62 - Shae Allard - OT - Delaware - PFA
63 - Dominique Davenport - CB - Delta State - PFA
64 - Reggie Sandilands - ILB - Bethune Cookman - PFA
65 - DJ Bryant - DE - James Madison - PFA
66 - Lamont Bryant - TE - Morgan State - PFA
67 - Kavario Middleton - TE - Montana - PFA
68 - Vittorio Ottenelli - OT - Colgate - PFA
69 - Josh Smith - WR - Kutztown - PFA
70 - Bobby Felder - CB - Nicholls State - PFA
71 - Jamar Howard - WR - Central Missouri - PFA
72 - Roosevelt Kirk - DT - Stony Brook - PFA
73 - Donovan Richard - OLB - South Carolina St - PFA
74 - Ryan Roberts - OLB - Indiana State - PFA
75 - Jared Green - WR - Southern - PFA

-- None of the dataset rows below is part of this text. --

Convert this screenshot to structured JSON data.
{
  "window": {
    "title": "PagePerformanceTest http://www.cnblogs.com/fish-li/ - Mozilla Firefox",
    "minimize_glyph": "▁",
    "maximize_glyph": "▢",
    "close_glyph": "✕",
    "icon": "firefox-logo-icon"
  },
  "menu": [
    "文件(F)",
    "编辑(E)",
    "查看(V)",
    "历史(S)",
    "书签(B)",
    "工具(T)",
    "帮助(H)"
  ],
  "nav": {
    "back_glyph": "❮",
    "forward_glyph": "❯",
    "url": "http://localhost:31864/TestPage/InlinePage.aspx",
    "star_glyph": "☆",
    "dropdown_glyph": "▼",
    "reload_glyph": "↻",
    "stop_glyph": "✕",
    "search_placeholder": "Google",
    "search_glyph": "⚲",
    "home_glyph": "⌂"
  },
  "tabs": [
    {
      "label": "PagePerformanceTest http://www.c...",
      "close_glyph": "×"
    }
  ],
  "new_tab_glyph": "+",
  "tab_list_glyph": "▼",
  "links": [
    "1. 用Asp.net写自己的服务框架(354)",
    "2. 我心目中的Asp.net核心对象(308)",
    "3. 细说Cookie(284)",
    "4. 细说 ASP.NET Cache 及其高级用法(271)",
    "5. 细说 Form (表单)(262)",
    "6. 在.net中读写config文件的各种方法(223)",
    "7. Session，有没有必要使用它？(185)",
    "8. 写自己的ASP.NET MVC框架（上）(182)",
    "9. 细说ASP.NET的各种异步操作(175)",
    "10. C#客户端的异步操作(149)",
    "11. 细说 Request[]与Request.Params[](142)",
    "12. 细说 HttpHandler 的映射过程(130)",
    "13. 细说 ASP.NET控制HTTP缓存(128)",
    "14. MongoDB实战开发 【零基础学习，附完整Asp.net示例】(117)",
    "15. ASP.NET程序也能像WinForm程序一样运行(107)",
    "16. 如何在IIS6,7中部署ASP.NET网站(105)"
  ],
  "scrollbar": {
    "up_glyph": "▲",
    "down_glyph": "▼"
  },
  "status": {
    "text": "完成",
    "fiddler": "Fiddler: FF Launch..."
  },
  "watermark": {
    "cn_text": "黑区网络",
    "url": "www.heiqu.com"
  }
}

76 - Ryan Lewis - OLB - Bethune Cookman - PFA
77 - Sackie Kerklauh - DT - Howard - PFA
78 - Stanley Porter - DE - Shaw - FA
79 - Ameet Paul - DE - Wofford - FA
80 - Nate Eachus - RB - Colgate - FA
81 - James Pitts - CB - Villanova - FA
82 - Bo Levi Mitchell - QB - Eastern Washington - FA
83 - Mike Allen - CB - William & Mary - FA
84 - Keith Newall - OT - Delaware State - FA
85 - Demario Barber - WR - Fort Valley State - FA
86 - JC Oram - OG - Weber State - FA
87 - Dontrell Johnson - CB - Murray State - FA
88 - Greg Van Roten - OT - Penn - FA
89 - Justin Hilton - WR - Indiana State - FA
90 - Logan Allemand - OG - Wisconsin-Whitewater - FA
91 - Tre Graham - CB - Richmond - FA
92 - Chigbo Annonby - DT - Morehouse - FA
93 - Matt Theis - OT - St. Cloud - FA
94 - Jermaine Saffold - WR - Missouri State - FA
95 - William McGinnis - DT - Maine - FA
96 - Orry Frye - OG - Appalachian State - FA
97 - Daron Rose - OT - North Alabama - FA
98 - Asa Champman - DT - Liberty - FA
99 - John Jones - OLB - Tennessee State - FA
100 - Jarvis Canty - OT - Morehouse - FA